Through the treaties, First Nations ceded some of their rights but retained jurisdiction over their own autonomy. Many chiefs felt that the Indian Act and the Department of Indian Affairs are at odds with the treaties. "The Indian Act was a clear attempt to dismantle Indian self-government," declared Vice-Chief Dan Bellegarde.

The Chiefs attending the governance conference would ultimately like to replace the Indian Act with their own legislation at the Band and Tribal Council levels. Former AFN Chief David Ahenakew stressed that, "without Indian law we're lost." The Indian Act and self-government cannot occupy the same space. The Indian Act has to be replaced by law that is Indian developed and Indian controlled.

"As treaty Indians we view ourselves as Nations who entered treaty as equal Nations with Canada," explained Isadore Campbell, Vice-Chief of the Meadow Lake Tribal Council (MLTC). "Fundamentally, Canada does not recognize and respect the treaties it made with Indian Nations ... While we look at life through treaty glasses, Canada looks at us through Indian Act glasses ... We see ourselves as equal partners with Canada with special rights negotiated under treaty. Canada sees us as wards of the state, dependent on Canada under the Indian Act."

Many bands in Saskatchewan are in the process of negotiating self-government from the initial research stage to the framework agreement stage. The MLTC is the furthest along the road to self-government, seeking maximum authority over their own constitution, band membership, health and education, and much more.

"Our initiative is being pursued under the federal government's community based self-government negotiations policy," said Campbell. "To reshape [the Indian Act] and to rewrite it is insufficient because the fundamental basis for it is wrong ... We will never accept the Indian Act."

The MLTC has been criticized for exercising delegated powers instead of their inherent right to self-government. Campbell disagrees. It is his opinion that the MLTC is "putting their rights on paper and making them real."

At least a few of the Indian intelligencia are not sold on the idea of replacing the Indian Act with Band or Tribal Council legislation. Harold Cardinal, author and former Indian leader, is concerned that to rewrite the Indian Act would be to release the federal government from its obligations to Indian people under the Indian Act.

Ovide Mercredi, AFN National Chief, admitted that the Indian Act should be abolished. He disagrees, however, with reforming the Indian Act by introducing legislation at the Band level, as the Chiefs' Governance Committee and the Department of Indian Affairs advocates.
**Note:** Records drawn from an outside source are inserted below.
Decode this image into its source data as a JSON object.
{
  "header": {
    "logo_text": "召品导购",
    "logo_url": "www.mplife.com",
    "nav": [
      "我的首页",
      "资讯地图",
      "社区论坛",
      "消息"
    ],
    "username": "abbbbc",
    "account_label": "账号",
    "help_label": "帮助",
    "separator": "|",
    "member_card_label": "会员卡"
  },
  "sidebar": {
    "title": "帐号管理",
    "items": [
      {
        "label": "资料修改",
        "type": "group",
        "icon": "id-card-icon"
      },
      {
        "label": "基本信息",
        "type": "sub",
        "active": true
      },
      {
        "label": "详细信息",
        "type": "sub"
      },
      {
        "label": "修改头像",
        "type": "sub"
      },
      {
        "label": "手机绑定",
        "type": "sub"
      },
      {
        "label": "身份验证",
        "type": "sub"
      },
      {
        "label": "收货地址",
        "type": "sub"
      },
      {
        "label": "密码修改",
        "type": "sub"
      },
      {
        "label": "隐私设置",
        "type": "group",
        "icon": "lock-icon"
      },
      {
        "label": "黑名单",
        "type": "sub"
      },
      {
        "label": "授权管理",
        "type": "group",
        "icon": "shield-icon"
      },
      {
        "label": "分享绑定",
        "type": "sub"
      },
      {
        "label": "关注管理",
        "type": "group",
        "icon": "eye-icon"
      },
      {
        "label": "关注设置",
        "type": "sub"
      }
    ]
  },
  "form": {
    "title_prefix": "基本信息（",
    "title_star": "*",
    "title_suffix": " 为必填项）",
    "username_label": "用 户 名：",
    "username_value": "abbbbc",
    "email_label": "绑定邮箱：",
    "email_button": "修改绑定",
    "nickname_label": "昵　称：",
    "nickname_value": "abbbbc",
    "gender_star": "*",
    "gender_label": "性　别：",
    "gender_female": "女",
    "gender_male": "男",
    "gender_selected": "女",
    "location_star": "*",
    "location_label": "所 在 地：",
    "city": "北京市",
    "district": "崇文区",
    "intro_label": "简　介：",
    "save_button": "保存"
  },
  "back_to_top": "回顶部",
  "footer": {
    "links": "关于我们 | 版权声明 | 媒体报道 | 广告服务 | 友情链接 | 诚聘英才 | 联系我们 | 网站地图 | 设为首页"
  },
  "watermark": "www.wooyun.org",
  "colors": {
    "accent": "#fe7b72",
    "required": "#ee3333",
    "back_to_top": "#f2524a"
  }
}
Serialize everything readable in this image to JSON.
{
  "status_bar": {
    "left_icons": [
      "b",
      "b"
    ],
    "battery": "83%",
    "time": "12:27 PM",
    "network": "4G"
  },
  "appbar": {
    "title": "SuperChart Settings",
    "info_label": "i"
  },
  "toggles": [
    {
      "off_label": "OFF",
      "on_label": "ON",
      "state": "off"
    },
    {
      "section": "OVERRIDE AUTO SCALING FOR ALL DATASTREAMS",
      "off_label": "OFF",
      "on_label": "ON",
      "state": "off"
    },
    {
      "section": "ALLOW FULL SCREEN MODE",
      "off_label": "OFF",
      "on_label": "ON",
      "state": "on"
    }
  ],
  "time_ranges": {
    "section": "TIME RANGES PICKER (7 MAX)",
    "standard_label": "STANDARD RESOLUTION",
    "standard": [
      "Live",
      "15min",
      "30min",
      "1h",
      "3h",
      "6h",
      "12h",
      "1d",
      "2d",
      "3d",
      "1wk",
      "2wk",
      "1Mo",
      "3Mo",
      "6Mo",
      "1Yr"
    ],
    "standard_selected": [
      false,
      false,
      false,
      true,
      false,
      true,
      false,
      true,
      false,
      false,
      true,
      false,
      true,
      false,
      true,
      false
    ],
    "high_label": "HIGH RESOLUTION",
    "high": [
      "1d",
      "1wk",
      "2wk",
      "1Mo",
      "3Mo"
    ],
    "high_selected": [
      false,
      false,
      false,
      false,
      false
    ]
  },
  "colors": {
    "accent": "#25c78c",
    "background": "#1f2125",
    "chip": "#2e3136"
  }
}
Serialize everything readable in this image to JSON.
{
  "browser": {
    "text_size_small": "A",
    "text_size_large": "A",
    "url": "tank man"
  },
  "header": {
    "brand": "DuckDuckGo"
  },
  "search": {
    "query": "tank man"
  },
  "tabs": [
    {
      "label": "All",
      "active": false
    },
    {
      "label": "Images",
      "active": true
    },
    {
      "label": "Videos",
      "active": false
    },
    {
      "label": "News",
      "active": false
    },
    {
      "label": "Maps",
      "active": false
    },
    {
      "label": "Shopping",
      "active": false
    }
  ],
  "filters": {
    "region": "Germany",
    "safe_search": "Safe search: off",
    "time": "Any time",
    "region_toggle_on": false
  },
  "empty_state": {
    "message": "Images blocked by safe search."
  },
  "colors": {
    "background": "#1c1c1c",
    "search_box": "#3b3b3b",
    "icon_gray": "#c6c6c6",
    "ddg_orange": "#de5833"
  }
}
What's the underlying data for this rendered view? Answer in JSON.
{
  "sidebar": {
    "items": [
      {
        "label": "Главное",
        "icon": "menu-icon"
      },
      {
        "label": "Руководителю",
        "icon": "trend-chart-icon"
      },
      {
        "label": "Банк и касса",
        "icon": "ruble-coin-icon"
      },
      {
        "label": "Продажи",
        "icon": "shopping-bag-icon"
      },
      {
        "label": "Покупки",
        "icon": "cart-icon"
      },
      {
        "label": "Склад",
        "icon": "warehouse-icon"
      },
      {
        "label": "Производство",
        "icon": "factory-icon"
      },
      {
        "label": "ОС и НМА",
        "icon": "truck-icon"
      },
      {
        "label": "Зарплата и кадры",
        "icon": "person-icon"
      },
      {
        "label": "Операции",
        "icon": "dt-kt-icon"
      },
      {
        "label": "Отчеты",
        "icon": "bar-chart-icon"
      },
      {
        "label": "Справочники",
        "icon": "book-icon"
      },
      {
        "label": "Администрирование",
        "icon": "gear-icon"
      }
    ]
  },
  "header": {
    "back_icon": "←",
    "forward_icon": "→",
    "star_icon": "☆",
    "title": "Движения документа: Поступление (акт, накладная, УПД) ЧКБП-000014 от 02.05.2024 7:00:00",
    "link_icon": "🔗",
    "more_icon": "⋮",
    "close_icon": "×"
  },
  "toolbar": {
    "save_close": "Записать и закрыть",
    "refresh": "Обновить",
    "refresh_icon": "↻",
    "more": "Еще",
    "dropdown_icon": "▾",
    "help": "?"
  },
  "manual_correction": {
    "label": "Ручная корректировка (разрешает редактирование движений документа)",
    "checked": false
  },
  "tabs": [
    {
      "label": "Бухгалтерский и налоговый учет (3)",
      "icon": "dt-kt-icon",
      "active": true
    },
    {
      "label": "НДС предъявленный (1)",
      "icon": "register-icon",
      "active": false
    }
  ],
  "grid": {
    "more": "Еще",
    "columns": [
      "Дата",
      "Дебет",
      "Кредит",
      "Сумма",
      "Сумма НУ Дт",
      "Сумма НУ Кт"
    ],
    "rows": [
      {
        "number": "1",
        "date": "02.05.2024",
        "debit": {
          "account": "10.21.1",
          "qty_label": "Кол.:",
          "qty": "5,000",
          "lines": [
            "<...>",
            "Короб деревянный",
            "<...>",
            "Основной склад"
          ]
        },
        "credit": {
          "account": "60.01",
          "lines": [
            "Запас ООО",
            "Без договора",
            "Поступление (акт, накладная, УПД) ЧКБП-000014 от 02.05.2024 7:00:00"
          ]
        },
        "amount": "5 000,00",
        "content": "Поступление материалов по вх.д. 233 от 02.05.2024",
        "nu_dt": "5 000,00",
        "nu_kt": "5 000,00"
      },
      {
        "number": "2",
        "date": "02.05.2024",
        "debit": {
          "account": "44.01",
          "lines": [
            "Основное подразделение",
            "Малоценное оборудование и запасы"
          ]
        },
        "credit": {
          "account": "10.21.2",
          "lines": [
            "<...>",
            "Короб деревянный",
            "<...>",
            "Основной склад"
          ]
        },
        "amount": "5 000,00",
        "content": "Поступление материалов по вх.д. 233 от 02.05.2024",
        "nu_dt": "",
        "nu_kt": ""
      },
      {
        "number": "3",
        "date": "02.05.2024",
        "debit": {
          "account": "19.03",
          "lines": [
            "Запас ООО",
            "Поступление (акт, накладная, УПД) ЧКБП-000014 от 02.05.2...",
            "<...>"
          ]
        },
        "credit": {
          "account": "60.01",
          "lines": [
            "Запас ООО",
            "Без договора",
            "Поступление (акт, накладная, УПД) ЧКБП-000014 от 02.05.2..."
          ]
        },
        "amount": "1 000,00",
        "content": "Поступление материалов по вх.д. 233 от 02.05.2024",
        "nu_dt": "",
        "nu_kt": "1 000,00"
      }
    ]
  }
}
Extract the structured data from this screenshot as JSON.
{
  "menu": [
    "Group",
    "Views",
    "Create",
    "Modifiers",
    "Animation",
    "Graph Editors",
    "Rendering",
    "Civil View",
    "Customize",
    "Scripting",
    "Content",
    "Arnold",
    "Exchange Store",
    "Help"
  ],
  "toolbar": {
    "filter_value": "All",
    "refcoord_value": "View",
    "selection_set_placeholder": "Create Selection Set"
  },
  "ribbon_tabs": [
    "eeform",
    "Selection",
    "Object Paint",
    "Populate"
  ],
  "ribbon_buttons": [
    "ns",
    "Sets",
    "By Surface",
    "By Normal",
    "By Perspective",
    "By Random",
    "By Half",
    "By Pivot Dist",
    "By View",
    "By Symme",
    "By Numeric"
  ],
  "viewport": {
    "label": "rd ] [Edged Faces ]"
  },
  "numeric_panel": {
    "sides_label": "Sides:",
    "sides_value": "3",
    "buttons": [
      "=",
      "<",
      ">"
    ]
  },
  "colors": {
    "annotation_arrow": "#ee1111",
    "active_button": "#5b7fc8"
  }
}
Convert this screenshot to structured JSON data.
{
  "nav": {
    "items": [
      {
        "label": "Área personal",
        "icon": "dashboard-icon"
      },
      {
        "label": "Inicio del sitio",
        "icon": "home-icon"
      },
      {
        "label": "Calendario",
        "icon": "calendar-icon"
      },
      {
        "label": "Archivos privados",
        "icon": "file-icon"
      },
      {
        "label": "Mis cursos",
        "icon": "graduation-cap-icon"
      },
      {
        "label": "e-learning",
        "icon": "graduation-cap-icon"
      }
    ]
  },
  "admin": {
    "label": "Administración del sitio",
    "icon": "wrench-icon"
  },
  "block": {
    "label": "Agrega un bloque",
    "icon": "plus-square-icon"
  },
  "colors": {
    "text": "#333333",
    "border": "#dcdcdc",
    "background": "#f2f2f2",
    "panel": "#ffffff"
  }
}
Mercredi, on July 10, announced that the Chiefs' Governance Committee is neither representative of First Nations nor sanctioned by the AFN. "We do not need `Chiefs' Governance Committees' set agendas or write a new Indian Act," said Mercredi. "The Department of Indian Affairs ... must not interfere in the legitimate need of First Nations to control their own destiny."

If the Indian Act is to be replaced, Mercredi insists that the process should bean Indian one. "A good starting point would be a mandate for the Royal Commission to review the Indian Act [and] the role of the Department. [This] would ensure a full opportunity for Aboriginal participation."

Bellegarde, however, said that bands who are now undergoing self-government negotiations cannot be told to hold their work until the Royal Commission is finished its deliberations - which may be months. It's important, he emphasized, that there is "complimentary work at all levels, What we're doing is important...achievable...[and] will build the future of our communities."

Niel Sterrit, Chairman of the Chiefs' Governance Committee, denied that the CGC is working at odds with the AFN. He recognized that there is a difference between the national and community agendas. He stressed that though Mercredi's work at the constitutional level is important and that the CGC "must support the National Chief in his efforts," there is no need for the negotiations for self-government at the band and tribal council levels to wait for constitutional change.

Sterrit urged Chiefs to openly discuss self-government at all levels. Community based self-government initiatives and Indian Act alternatives are interrelated. Only through intense dialogue and much patience will progress be made.